Through most of April, Mom was in the house daily.

Mostly, she snoozed and showed concern only when a male squirrel romped a little too close to her and her brood.

She completely ignored the Bluejays who regularly perch on the branches in front of the house and “caw” loudly and obnoxiously at her, offended at the presence of this fierce (though cute!!) predator amongst them.

Dad roosts in my neighbor’s thicket.  This past week, both parents have flown to the house from the thicket, so things are apparently a little cramped with the growing owlets.

Earlier this week, I  briefly saw a little bit of fuzzy, grey head before it darted back into the hole.  Owlet!!

Finally this:

He (maybe she, I have no clue), sat looking out at the big, wide world that he is about to enter, for about 20 minutes.

He wasn’t shy at all with the three of us gawping up at him.  I’m not quite sure how I feel about that, either.  From a personal standpoint, I’m thrilled.  To be in the presence of these shy, elusive animals is such a gift.  But from a biological standpoint, I wish he was a little more skittish about these weird humans talking to him and making kissing sounds.  (Okay, it was only me doing the kissing thing.)  Maybe he wasn’t particularly nervous because owls (like the rest of us) love being told how darling they are.

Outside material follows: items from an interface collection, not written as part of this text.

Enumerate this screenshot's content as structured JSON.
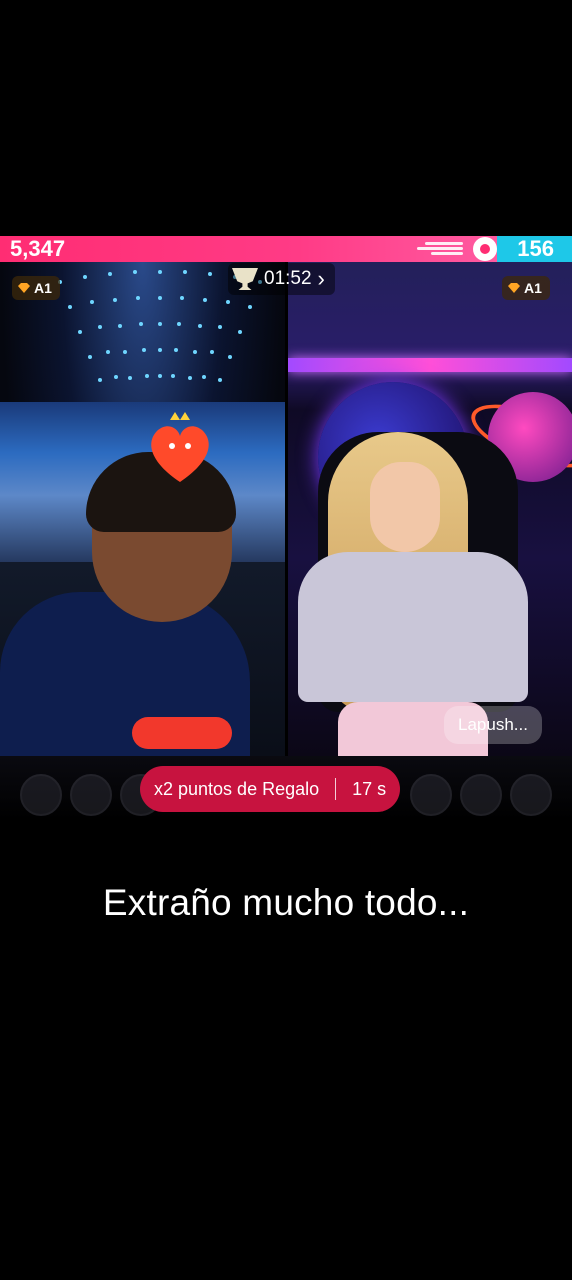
{
  "battle": {
    "score_left": "5,347",
    "score_right": "156",
    "timer": "01:52",
    "timer_chevron": "›",
    "left_level": "A1",
    "right_level": "A1",
    "right_name": "Lapush...",
    "gift_bonus_label": "x2 puntos de Regalo",
    "gift_bonus_time": "17 s",
    "colors": {
      "left_team": "#ff2d73",
      "right_team": "#1ec8e8",
      "gift_pill": "#c7133f"
    }
  },
  "caption": "Extraño mucho todo..."
}
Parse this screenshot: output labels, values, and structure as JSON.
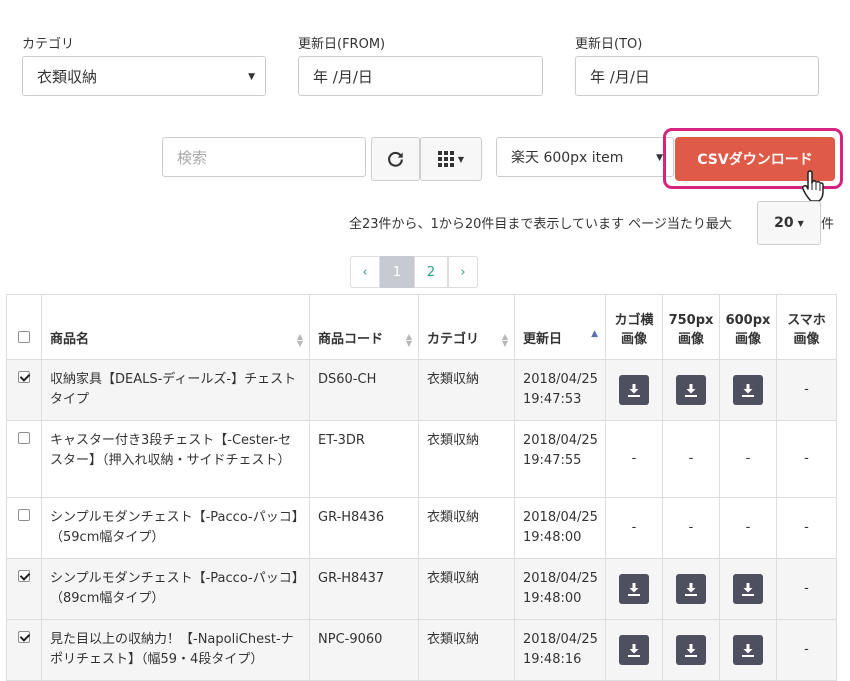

Now that the owlet(s) are making regular appearances at the hole, it’s a matter of a couple of days before they leave the house for good.  They’ll roost in the tree for a few days more, then, they’ll be gone.  Hopefully, they’ll have plenty to hunt and avoid cars and the Great Horned Owls that are around.

I always mourn a little after they leave. These past two years, I’ve  occasionally seen an Eastern Screech Owl in the early summer.  But I’ll have to wait until next winter to re-engage an observational relationship with these magnificent birds.

Go forth, little owls and live happy, productive owl lives!!